# What is needed
Write out every record below exactly as given. Leave the pictures out.

# Input
============================================================

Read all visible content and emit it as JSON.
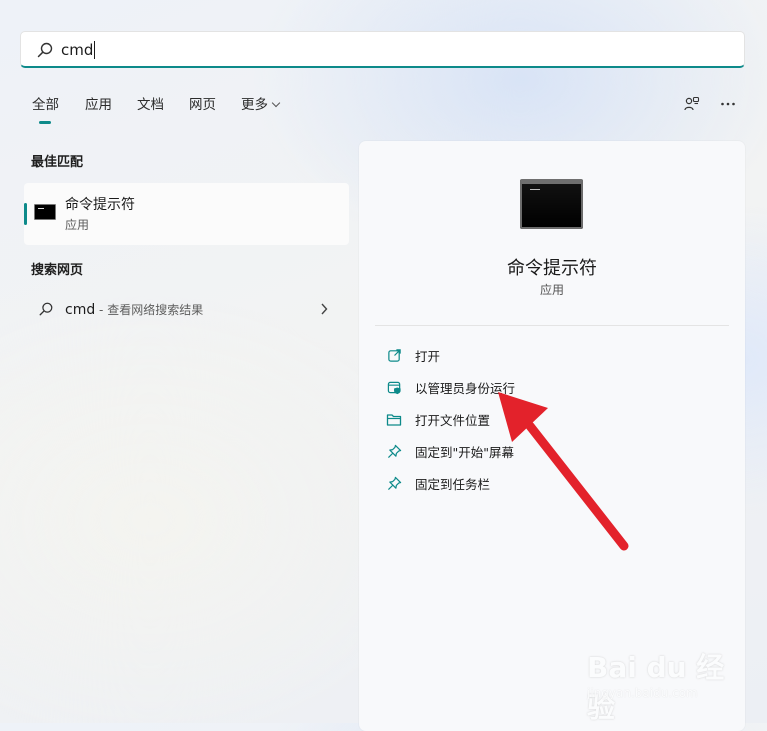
{
  "search": {
    "value": "cmd"
  },
  "tabs": [
    {
      "label": "全部"
    },
    {
      "label": "应用"
    },
    {
      "label": "文档"
    },
    {
      "label": "网页"
    },
    {
      "label": "更多"
    }
  ],
  "best_match": {
    "section_title": "最佳匹配",
    "title": "命令提示符",
    "subtitle": "应用"
  },
  "web_search": {
    "section_title": "搜索网页",
    "query": "cmd",
    "suffix": " - 查看网络搜索结果"
  },
  "detail": {
    "title": "命令提示符",
    "subtitle": "应用",
    "actions": [
      {
        "label": "打开",
        "icon": "open-external-icon"
      },
      {
        "label": "以管理员身份运行",
        "icon": "admin-shield-icon"
      },
      {
        "label": "打开文件位置",
        "icon": "folder-icon"
      },
      {
        "label": "固定到\"开始\"屏幕",
        "icon": "pin-icon"
      },
      {
        "label": "固定到任务栏",
        "icon": "pin-icon"
      }
    ]
  },
  "watermark": {
    "brand": "Bai du 经验",
    "url": "jingyan.baidu.com"
  },
  "colors": {
    "accent": "#0d8a8a",
    "arrow": "#e3222b"
  }
}
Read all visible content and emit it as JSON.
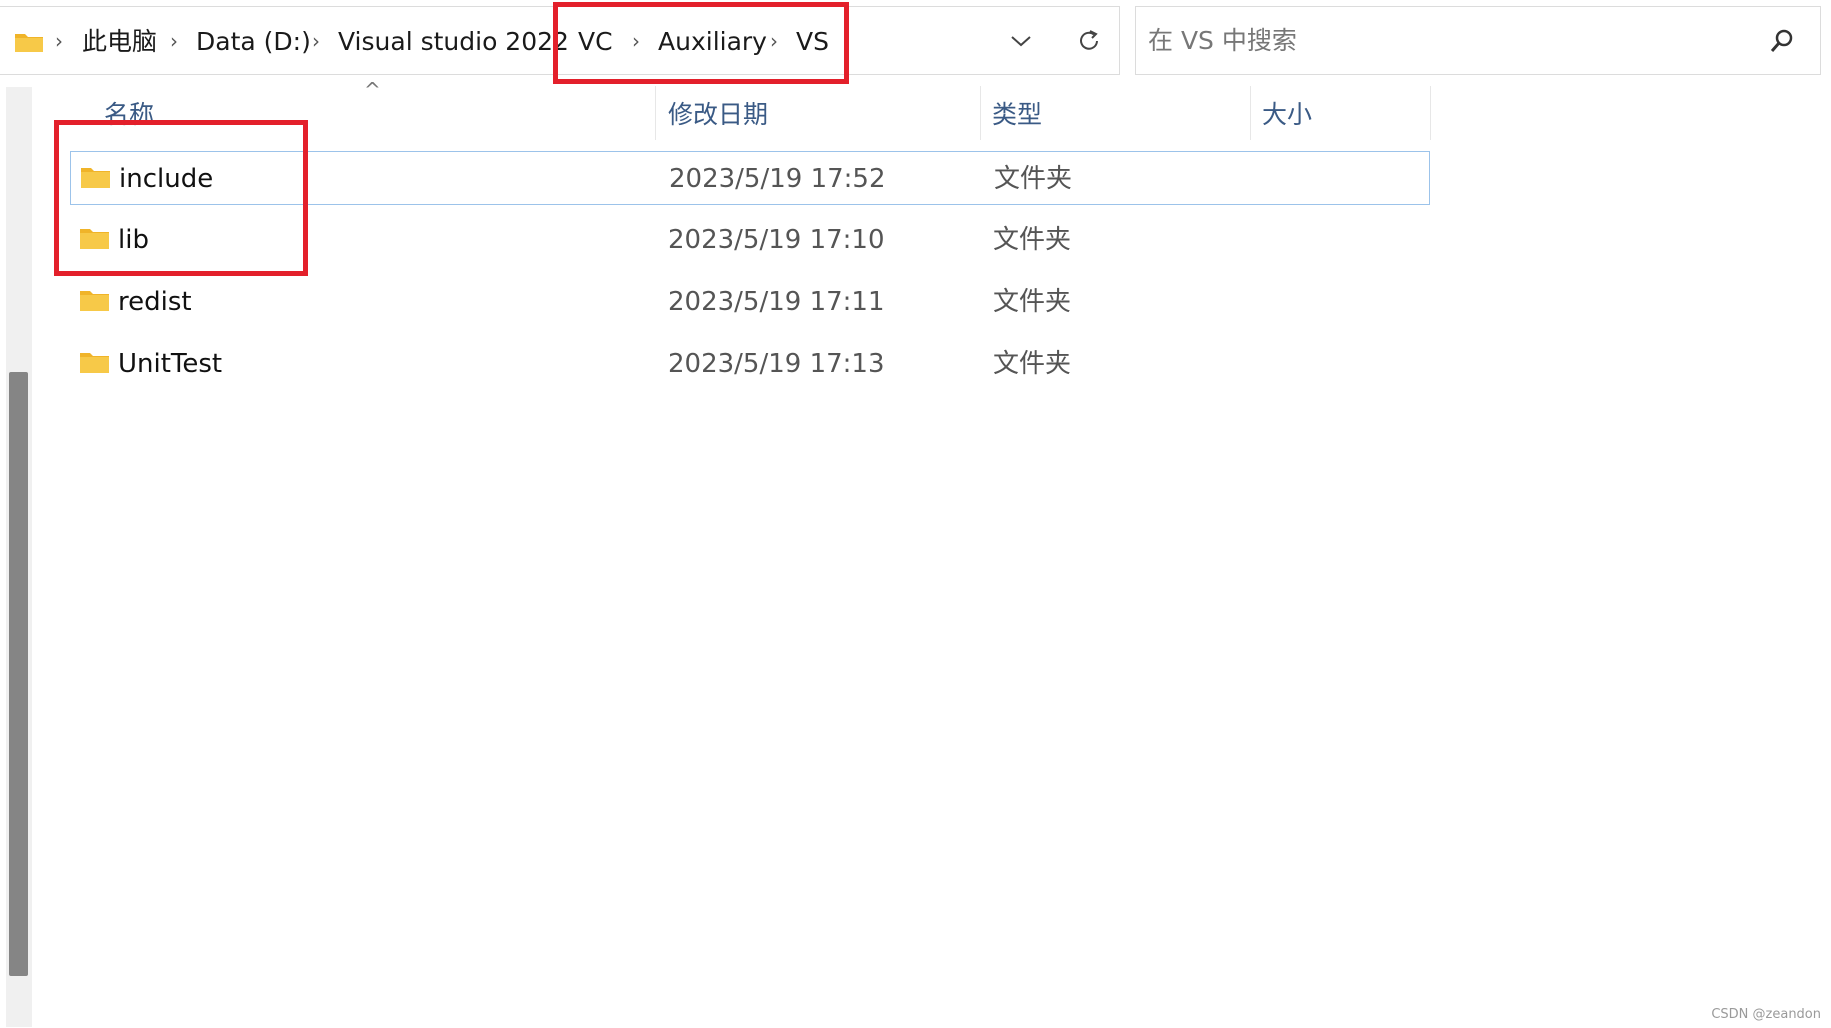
{
  "address_bar": {
    "crumbs": [
      "此电脑",
      "Data (D:)",
      "Visual studio 2022",
      "VC",
      "Auxiliary",
      "VS"
    ],
    "separator": "›",
    "dropdown_glyph": "∨",
    "refresh_glyph": "↻"
  },
  "search": {
    "placeholder": "在 VS 中搜索",
    "icon": "search-icon"
  },
  "columns": {
    "name": "名称",
    "date": "修改日期",
    "type": "类型",
    "size": "大小",
    "sort_glyph": "^"
  },
  "rows": [
    {
      "name": "include",
      "date": "2023/5/19 17:52",
      "type": "文件夹"
    },
    {
      "name": "lib",
      "date": "2023/5/19 17:10",
      "type": "文件夹"
    },
    {
      "name": "redist",
      "date": "2023/5/19 17:11",
      "type": "文件夹"
    },
    {
      "name": "UnitTest",
      "date": "2023/5/19 17:13",
      "type": "文件夹"
    }
  ],
  "watermark": "CSDN @zeandon",
  "colors": {
    "highlight": "#e3202b",
    "folder": "#f7c948",
    "selection_border": "#9cc3ea"
  }
}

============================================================

# Reply to the task
Read all visible content and emit it as JSON.
{
  "search": {
    "value": "cmd"
  },
  "tabs": [
    {
      "label": "全部"
    },
    {
      "label": "应用"
    },
    {
      "label": "文档"
    },
    {
      "label": "网页"
    },
    {
      "label": "更多"
    }
  ],
  "best_match": {
    "section_title": "最佳匹配",
    "title": "命令提示符",
    "subtitle": "应用"
  },
  "web_search": {
    "section_title": "搜索网页",
    "query": "cmd",
    "suffix": " - 查看网络搜索结果"
  },
  "detail": {
    "title": "命令提示符",
    "subtitle": "应用",
    "actions": [
      {
        "label": "打开",
        "icon": "open-external-icon"
      },
      {
        "label": "以管理员身份运行",
        "icon": "admin-shield-icon"
      },
      {
        "label": "打开文件位置",
        "icon": "folder-icon"
      },
      {
        "label": "固定到\"开始\"屏幕",
        "icon": "pin-icon"
      },
      {
        "label": "固定到任务栏",
        "icon": "pin-icon"
      }
    ]
  },
  "watermark": {
    "brand": "Bai du 经验",
    "url": "jingyan.baidu.com"
  },
  "colors": {
    "accent": "#0d8a8a",
    "arrow": "#e3222b"
  }
}
Read all visible content and emit it as JSON.
{
  "address_bar": {
    "crumbs": [
      "此电脑",
      "Data (D:)",
      "Visual studio 2022",
      "VC",
      "Auxiliary",
      "VS"
    ],
    "separator": "›",
    "dropdown_glyph": "∨",
    "refresh_glyph": "↻"
  },
  "search": {
    "placeholder": "在 VS 中搜索",
    "icon": "search-icon"
  },
  "columns": {
    "name": "名称",
    "date": "修改日期",
    "type": "类型",
    "size": "大小",
    "sort_glyph": "^"
  },
  "rows": [
    {
      "name": "include",
      "date": "2023/5/19 17:52",
      "type": "文件夹"
    },
    {
      "name": "lib",
      "date": "2023/5/19 17:10",
      "type": "文件夹"
    },
    {
      "name": "redist",
      "date": "2023/5/19 17:11",
      "type": "文件夹"
    },
    {
      "name": "UnitTest",
      "date": "2023/5/19 17:13",
      "type": "文件夹"
    }
  ],
  "watermark": "CSDN @zeandon",
  "colors": {
    "highlight": "#e3202b",
    "folder": "#f7c948",
    "selection_border": "#9cc3ea"
  }
}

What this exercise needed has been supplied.